Billionaire hedge fund manager Paul Tudor Jones says cryptocurrencies, specifically bitcoin and ethereum, will be “at a value much higher than where we are today.” Confirming that he still owns bitcoin, the famed hedge fund manager revealed that he “always” has a small allocation of bitcoin in his portfolio.
Famed Hedge Fund Manager Paul Tudor Jones Still Owns Bitcoin
Billionaire investor and renowned hedge fund manager Paul Tudor Jones talked about bitcoin and the U.S. economy in an interview with CNBC Monday. Jones is the founder of asset management firm Tudor Investment Corp. According to Forbes, his current net worth is $7.5 billion.
Replying to a question about bitcoin, its use as a hedge against inflation, and whether he still has some BTC, Jones said:
I’ve always had a small allocation to it [bitcoin] … In a time where there’s too much money, to much fiscal spending, something like crypto, specifically bitcoin and ethereum, that will have value at some point.
“We’re going to have to have fiscal retrenchment,” he further noted.
The billionaire was asked whether the crypto he mentioned will be “at a value much higher than where we are today” Jones replied: “Oh yeah I think so.”
Jones has been pro-bitcoin for quite some time. In May, he said, “It’s hard not to want to be long crypto.” He previously said that he preferred crypto over gold as a hedge against inflation. He also got his friend Stan Druckenmiller into bitcoin. However, the billionaire chairman and CEO of Duquesne Family Office LLC recently said he no longer holds BTC. Nonetheless, Druckenmiller said he “could see cryptocurrency having a big role in a Renaissance because people just aren’t going to trust the central banks.”
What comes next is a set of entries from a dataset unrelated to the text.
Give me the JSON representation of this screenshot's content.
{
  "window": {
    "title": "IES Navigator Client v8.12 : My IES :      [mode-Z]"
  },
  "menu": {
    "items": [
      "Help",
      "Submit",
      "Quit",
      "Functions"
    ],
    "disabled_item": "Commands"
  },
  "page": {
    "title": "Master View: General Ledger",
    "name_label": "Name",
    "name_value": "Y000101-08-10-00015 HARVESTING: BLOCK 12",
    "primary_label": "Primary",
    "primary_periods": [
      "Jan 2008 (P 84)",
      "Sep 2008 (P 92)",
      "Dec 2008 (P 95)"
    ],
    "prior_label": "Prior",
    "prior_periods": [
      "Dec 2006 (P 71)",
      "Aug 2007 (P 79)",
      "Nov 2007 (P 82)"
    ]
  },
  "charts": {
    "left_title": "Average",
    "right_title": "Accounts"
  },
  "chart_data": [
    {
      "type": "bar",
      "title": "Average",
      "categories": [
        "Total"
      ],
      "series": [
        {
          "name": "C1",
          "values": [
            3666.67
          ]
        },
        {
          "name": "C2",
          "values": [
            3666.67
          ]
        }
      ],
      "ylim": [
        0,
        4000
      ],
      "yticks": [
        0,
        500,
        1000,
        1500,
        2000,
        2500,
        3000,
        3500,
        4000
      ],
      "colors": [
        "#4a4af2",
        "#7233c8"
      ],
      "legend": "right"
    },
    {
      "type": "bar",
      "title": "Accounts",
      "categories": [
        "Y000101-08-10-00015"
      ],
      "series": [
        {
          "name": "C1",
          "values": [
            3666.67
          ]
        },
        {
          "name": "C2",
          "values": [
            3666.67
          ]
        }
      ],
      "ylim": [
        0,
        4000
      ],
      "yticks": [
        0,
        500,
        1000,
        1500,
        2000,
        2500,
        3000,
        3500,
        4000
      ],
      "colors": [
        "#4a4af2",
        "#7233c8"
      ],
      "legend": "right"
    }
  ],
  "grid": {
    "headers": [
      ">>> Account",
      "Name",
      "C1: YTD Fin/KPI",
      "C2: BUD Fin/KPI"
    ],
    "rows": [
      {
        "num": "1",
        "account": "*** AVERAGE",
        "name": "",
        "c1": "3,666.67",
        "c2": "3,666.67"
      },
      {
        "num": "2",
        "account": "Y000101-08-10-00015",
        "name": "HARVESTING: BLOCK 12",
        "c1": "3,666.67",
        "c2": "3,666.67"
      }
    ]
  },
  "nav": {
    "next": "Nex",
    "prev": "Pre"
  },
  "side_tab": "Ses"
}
Paul Tudor Jones on the U.S. Economy and Recession
Jones also shared his view on the U.S. economy. Replying to a question about whether we are in a recession, he said:
I don’t know whether it started now or it started two months ago. We always find out and we are always surprised at when recession officially starts, but I’m assuming we are going to go into one.
The billionaire added: “Most recessions last about 300 days from the commencement of it. The stock market is down, say, 10%. The first thing that will happen is short rates will stop going up and start going down before the stock market actually bottoms.”
Jones further opined:
Inflation is a bit like toothpaste. Once you get it out of the tube, it’s hard to get it back in. The Fed is furiously trying to wash that taste out of their mouth. … If we go into recession, that has really negative consequences for a variety of assets.